The majority of the 120,000 Flemington crowd for the 150th renewal of Australia’s iconic race roared as So You Think surged into the lead at the furlong pole, but he was unable to suppress Gerald Mosse and the Alain de Royer-Dupre-trained Americain, while the young upstart Maluckyday wrestled second place away from him.
Dermot Weld’s strikes with Media Puzzle and Vintage Crop were the only two previous European victories and there was little to smile about from the display of the non-Gallic raiders from perhaps the strongest overseas party to date with Godolphin’s Holberg and Frankie Dettori next best in sixth, just ahead of Luca Cumani’s Manighar.
So You Think, sent off at 2-1 on course and the shortest-priced favourite in the race for 39 years, had appeared destined for equine immortality after winning the second of his Cox Plates just a week and a half ago and following up in a canter in Saturday’s Mackinnon Stakes.
Punters were trusting the intuition of 12-times Cup winning-trainer Bart Cummings as to whether he could step up from 10 furlongs to two miles and he very nearly did, despite pulling hard through much of the race.
Although the two-and-three-quarter-length triumph did not lift the roof like So You Think would have done, this was not a wholly foreign affair as seven months ago Americain was bought for $225,000 by Australian pair Gerry Ryan and Kevin Bamford, who returned the ex-Andre Fabre inmate back to France after he had stagnated during a spell in America.
Royer-Dupre, whose list of major racing achievements have been mostly at home and include the Prix de l’Arc de Triomphe, acceded to the desire of the owners to head Down Under and he took a leaf out of Cummings’ book by producing him to win a very recent prep-run in the Geelong Cup.
But rather than copying the usually forceful style of Australian jockeys, Mosse sat as quietly as he would have done in a slowly-run contest at Longchamp, stalking So You Think until he wound Americain up for a decisive finishing kick.
“Jockeys have short memories and the last win is always the best one,” joked Mosse.

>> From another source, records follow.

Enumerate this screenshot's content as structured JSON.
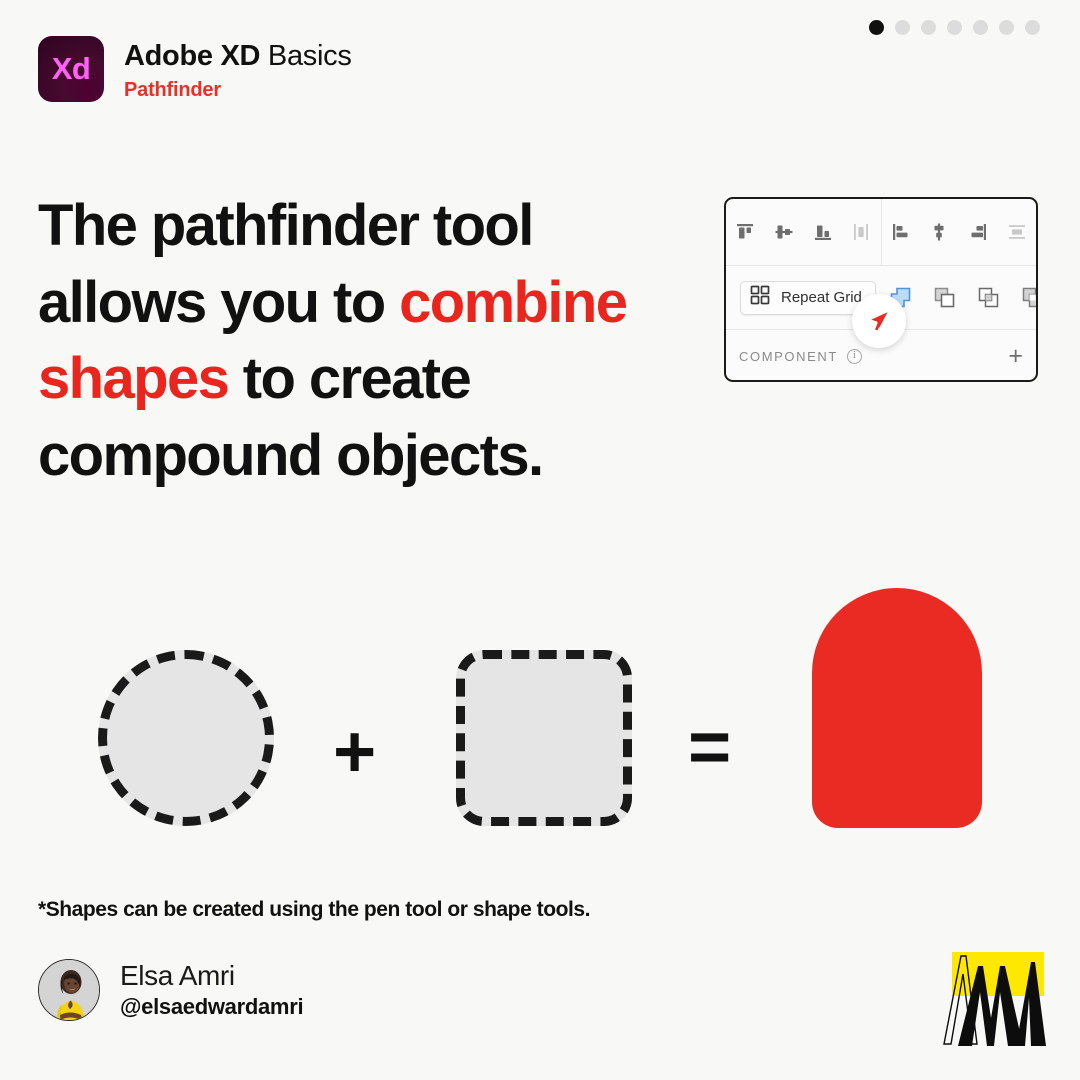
{
  "brand": {
    "app_badge_text": "Xd",
    "title_strong": "Adobe XD",
    "title_light": " Basics",
    "subtitle": "Pathfinder",
    "accent_red": "#e9251d",
    "badge_purple": "#2e0420",
    "badge_pink": "#ff61f6",
    "background": "#f8f8f6"
  },
  "pagination": {
    "total": 7,
    "active_index": 1
  },
  "headline": {
    "part1": "The pathfinder tool allows you to ",
    "highlight": "combine shapes",
    "part2": " to create compound objects."
  },
  "panel": {
    "align_vertical": [
      {
        "name": "align-top-icon",
        "label": "Align top",
        "enabled": true
      },
      {
        "name": "align-middle-vertical-icon",
        "label": "Align middle vertically",
        "enabled": true
      },
      {
        "name": "align-bottom-icon",
        "label": "Align bottom",
        "enabled": true
      },
      {
        "name": "distribute-vertical-icon",
        "label": "Distribute vertically",
        "enabled": false
      }
    ],
    "align_horizontal": [
      {
        "name": "align-left-icon",
        "label": "Align left",
        "enabled": true
      },
      {
        "name": "align-center-horizontal-icon",
        "label": "Align center horizontally",
        "enabled": true
      },
      {
        "name": "align-right-icon",
        "label": "Align right",
        "enabled": true
      },
      {
        "name": "distribute-horizontal-icon",
        "label": "Distribute horizontally",
        "enabled": false
      }
    ],
    "repeat_grid_label": "Repeat Grid",
    "pathfinder_ops": [
      {
        "name": "pathfinder-add-icon",
        "label": "Add",
        "active": true
      },
      {
        "name": "pathfinder-subtract-icon",
        "label": "Subtract",
        "active": false
      },
      {
        "name": "pathfinder-intersect-icon",
        "label": "Intersect",
        "active": false
      },
      {
        "name": "pathfinder-exclude-overlap-icon",
        "label": "Exclude Overlap",
        "active": false
      }
    ],
    "active_op_color": "#5b9fe0",
    "component_label": "COMPONENT",
    "info_glyph": "i",
    "add_component_glyph": "+",
    "cursor_badge_color": "#ea2b23"
  },
  "shapes_demo": {
    "operand_a": "circle",
    "operand_a_fill": "#e5e5e5",
    "operator_1": "+",
    "operand_b": "rounded-square",
    "operand_b_fill": "#e5e5e5",
    "operator_2": "=",
    "result": "compound-tombstone",
    "result_fill": "#ea2b23",
    "stroke_style": "dashed",
    "stroke_color": "#1a1a1a"
  },
  "footnote": "*Shapes can be created using the pen tool or shape tools.",
  "author": {
    "name": "Elsa Amri",
    "handle": "@elsaedwardamri",
    "avatar_alt": "avatar-photo"
  },
  "brand_mark": {
    "name": "am-monogram-logo",
    "highlight_color": "#ffe800",
    "ink_color": "#0d0d0d"
  }
}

“I’ve won some big races around the world but I want to thank everyone here for being so fantastic, especially the owner for having confidence in a French jockey.
“I was pretty confident as every time I have ridden him he has got better.
“I did not want So You Think to get too far ahead but with 300 metres left, I knew the race was over.
“It was really easy. I waited for the gaps and the horse had everything.”
Royer-Dupre added: “The quarantine is very heavy and he had to be managed for a long time. The preparation over such a period by my staff is the most important achievement.”
Of future plans, Ryan said: “He’ll go to the Hong Kong Vase now, then back to France. Hopefully he’ll have another crack here next year.”
So You Think’s jockey Steven Arnold said: “I thought he ran a super race. It was a bit stop-start and he kind of lost his rhythm.
“He kicked away turning in, but he peaked at the furlong pole and the winner was too strong.”
Both Cumani and the Godolphin camp have been second on several occasions but they never really looked like ending the sequence this time.
Cumani’s experience was forgettable on several counts – his other runner Bauer was withdrawn in the morning when his hoof was still causing problems while third-string Drunken Sailor missed the cut by one.
“Manighar ran a good race, seventh’s not a bad place to run,” said Cumani.
“Damien Oliver said the ground was very loose. He followed Americain as long as he could, but there were no excuses. We’ll just have to come back next year.”
Dettori said of Holberg: “The ground was too soft. He stayed on strongly but with better ground, I think he could have finished in the frame.”
Illustrious Blue signed off for William Knight in ninth, while Weld’s Profound Beauty was 17th of the 23 starters.
“There are no excuses – you win some, you lose some,” reflected Weld.
“She was drawn 22 and was too far back, but that wasn’t by design. Full marks to the winner.”